DA provincial chairperson Anton Bredell said the party had made a formal submission to City manager Achmat Ebrahim stating their objection to the proposed water levy.
The proposed levy will come into effect on February 1, subject to approval from the minister of finance and council approval at the end of January. The funds would help to pay for the essential, yet expensive, projects to make new water available, such as increasing output from the Atlantis aquifer, accessing water from the Oranjezicht Main Springs and constructing desalination plants.
All current rebates for pensioners, the disabled or the indigent would remain intact.
The City says it will need to raise R1billion a year for three years to support water projects. The drought charge is based on a property’s value and is estimated at about 10% of the current municipal rates portion of a municipal account. The charge will affect owners of residential properties valued at more than R400 000 and business properties valued at more than R50 000.
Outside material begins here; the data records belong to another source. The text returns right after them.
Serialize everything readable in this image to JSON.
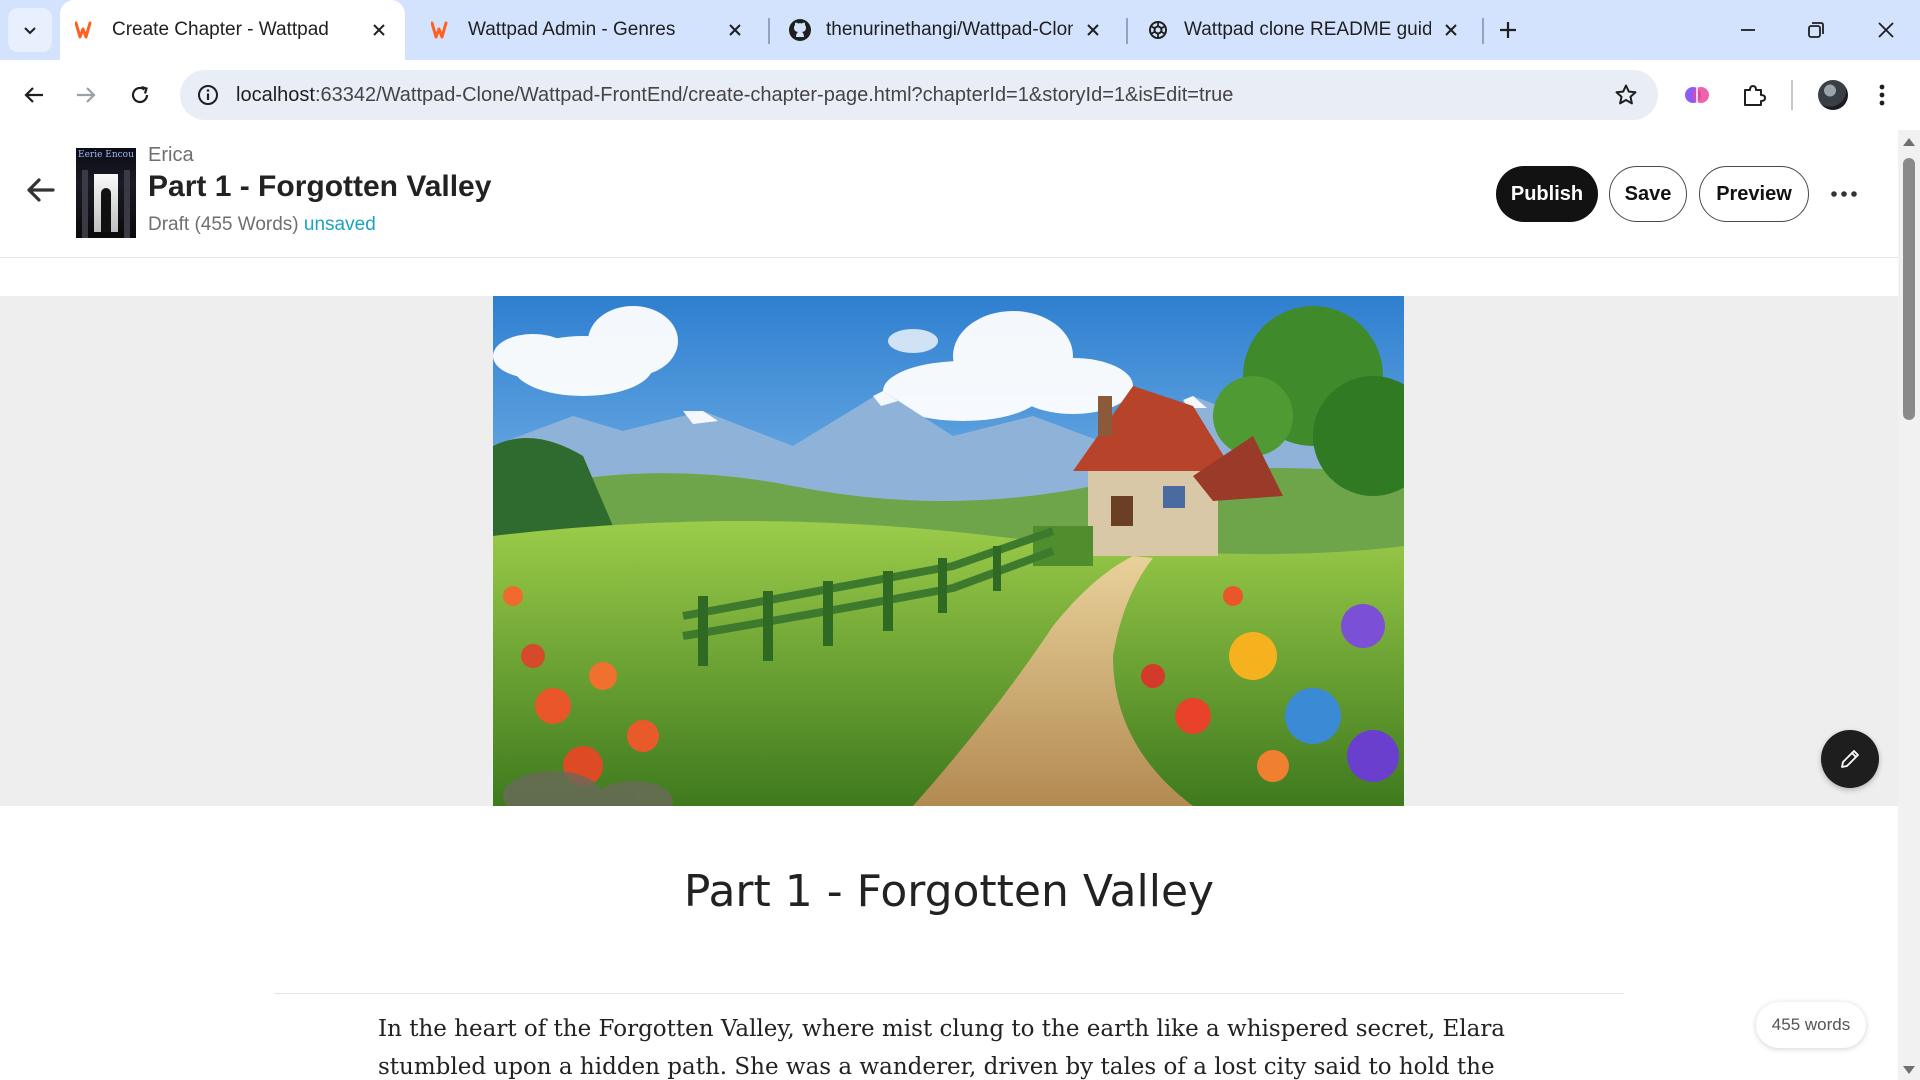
{
  "browser": {
    "tabs": [
      {
        "title": "Create Chapter - Wattpad",
        "icon": "wattpad-icon",
        "active": true
      },
      {
        "title": "Wattpad Admin - Genres",
        "icon": "wattpad-icon",
        "active": false
      },
      {
        "title": "thenurinethangi/Wattpad-Clone",
        "icon": "github-icon",
        "active": false
      },
      {
        "title": "Wattpad clone README guide",
        "icon": "chatgpt-icon",
        "active": false
      }
    ],
    "url_host": "localhost",
    "url_path": ":63342/Wattpad-Clone/Wattpad-FrontEnd/create-chapter-page.html?chapterId=1&storyId=1&isEdit=true"
  },
  "header": {
    "author": "Erica",
    "chapter_title": "Part 1 - Forgotten Valley",
    "draft_label": "Draft (455 Words)",
    "unsaved_label": "unsaved",
    "cover_title": "Eerie Encounters"
  },
  "actions": {
    "publish_label": "Publish",
    "save_label": "Save",
    "preview_label": "Preview"
  },
  "content": {
    "title": "Part 1 - Forgotten Valley",
    "body": "In the heart of the Forgotten Valley, where mist clung to the earth like a whispered secret, Elara stumbled upon a hidden path. She was a wanderer, driven by tales of a lost city said to hold the wisdom of ancient",
    "word_count": "455 words"
  },
  "colors": {
    "accent_unsaved": "#1aa3c2",
    "publish_bg": "#121212",
    "tabbar_bg": "#d3e3fd"
  }
}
“The DA Western Cape does not support placing residents under financial strain in an attempt to generate a greater income for drought disaster relief at the expense of our people. It would be unfair to add a water levy, with most residents already bearing the brunt of the country’s economic state we simply cannot expect them to pay more,” Bredell said.
The responsibility ultimately falls on the City’s leadership, political and administrative, to ensure the best possible outcome during this challenging period, Bredell added.
But Sandra Dickson of Stop COCT, a group of Cape Town residents that created a portal for the public to send their individual objections directly to the City, said that provincial government has been absent.
“We don’t see that the province is helping the City at all.”
Stop COCT has a live comment section on the portal, which already has amassed more then 54 000 comments.
“The number of people in favour of the charge I can count on one hand. And what has come through is that people are angry; they are not just saying ‘No’.
“This is a long-term problem and we don’t want a short-term Band Aid solution.”
Day Zero is predicted for April 22, with dam levels at an effective 19%. Day Zero will come when dam levels reach 13.5%. At this stage, residents will have to collect water daily from around 200 collection sites. Although some essential services will stay connected, almost all residential suburbs will be cut off.
The comments can be submitted to: [email protected]